Is it because we are all too super-cool in London to be associated with the festivities and crushing crowds of this time of this time of year, standing slightly aloof and smiling in a rather condescending way? If it is then produce a beer that references that for goodness sake. I personally think that all breweries should do a 'Christmas special' with brewers showcasing their talents to do something a little different, a little grander, than usual. I realise of course that Beavertown did just that this year, with both of their boxed and barrel-aged releases, but would it have been too much to ask for at least one of the boxes to have a seasonal reference? Aeroplanes, medals and skulls don't really do it for me this time of year. I realise that it isn't entirely practical for all breweries to do this, but something from the London breweries that I love so much would have been nice.
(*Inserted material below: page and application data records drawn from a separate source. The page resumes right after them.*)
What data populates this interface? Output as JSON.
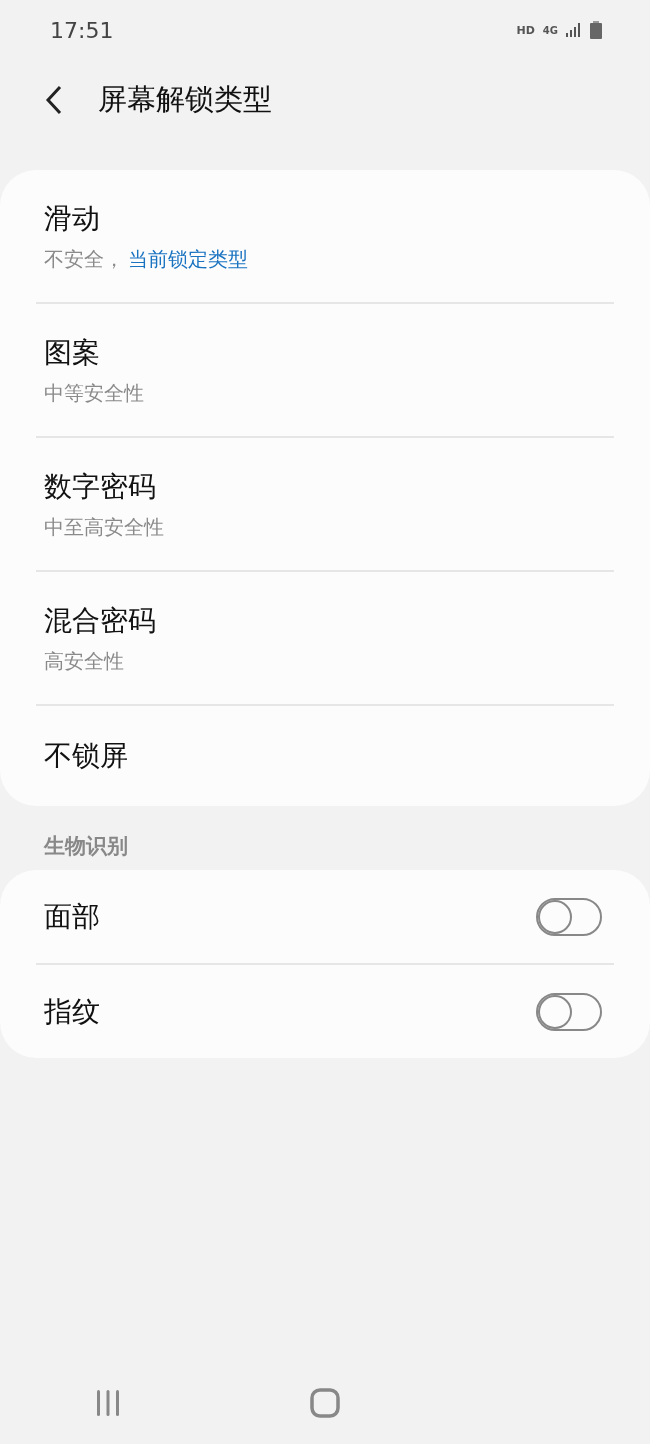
{
  "status_bar": {
    "time": "17:51",
    "hd": "HD",
    "network": "4G"
  },
  "header": {
    "title": "屏幕解锁类型"
  },
  "lock_types": [
    {
      "title": "滑动",
      "subtitle": "不安全，",
      "current_label": "当前锁定类型"
    },
    {
      "title": "图案",
      "subtitle": "中等安全性"
    },
    {
      "title": "数字密码",
      "subtitle": "中至高安全性"
    },
    {
      "title": "混合密码",
      "subtitle": "高安全性"
    },
    {
      "title": "不锁屏"
    }
  ],
  "biometrics": {
    "heading": "生物识别",
    "items": [
      {
        "label": "面部",
        "on": false
      },
      {
        "label": "指纹",
        "on": false
      }
    ]
  }
}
I'm not planning on starting a campaign or anything like that, I'm just asking for London breweries to do something a little seasonal. Quite a few of them managed it for Halloween, so I'm hoping for better things in Christmas 2014.

So, now that I've got that off my chest I'll move on to tonight's beer. London Fields Black Frost Stout has been the brewery's seasonal offering for the past two years, with it first appearing around the end of November 2012. I regretted not being able to get any last Christmas having heard good things, so when I saw it in Oddbins near London Bridge station I snapped one up.
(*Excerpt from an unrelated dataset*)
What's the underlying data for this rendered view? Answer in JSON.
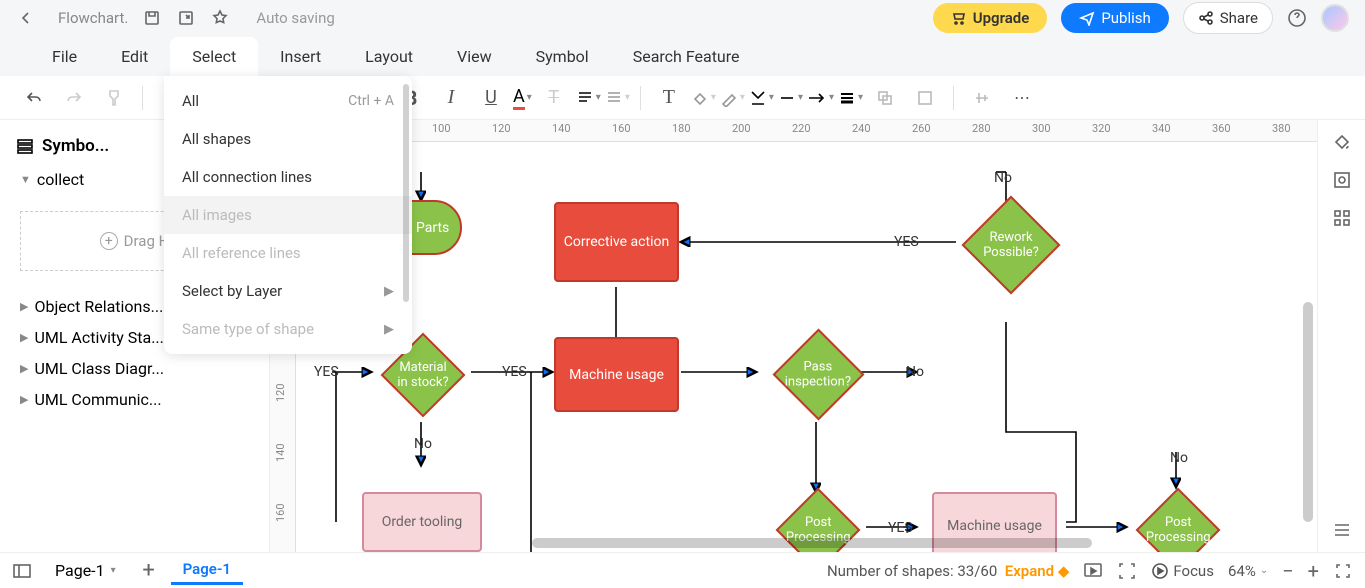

The packaging alone signifies that it's something a bit different, it's like opening a present wrapped tightly in tissue paper, perhaps a little too tightly in my opinion as it took me a while to untwist and get to the cap. That was however only because I wanted to preserve some of the paper neatly for photographic purposes, and I could just as easily have torn into it with great enthusiasm and gusto in the same manner as my son did with his presents on Christmas morning. Finally reaching my prize I was eventually able to pour the jet black contents into my glass, and with it's thin beige head it most certainly was black, there was no light coming through this beer at all, not even when I briefly held it close to the bulb. It had the most delicious aroma too, full of liquorice and grapefruit peel, mango and chocolate, and the lightest dusting of orange zest adding a sharp oily citrus note. Smooth over the tongue and perhaps a little thin, it certainly doesn't hold back when it comes to flavour, with subtle coffee and dark chocolate at first, building slowly, grabbing some plum flavour here, some mango there, and a twist of black pepper too, becoming oilier and more bitter with some lovely chocolate and coffee flavours lasting long into the deliciously tongue-coating finish.

This is an incredibly smooth and flavoursome beer and I like it a lot. I'd also like to thank London Fields for brewing it again, and especially for brewing a beer with a seasonal theme. This is exactly the sort of thing I like to drink at this time of year, I just wish more London brewers did festive beers as I'd particularly like to do a 'Christmas Beers Of London Series' at the end of the year.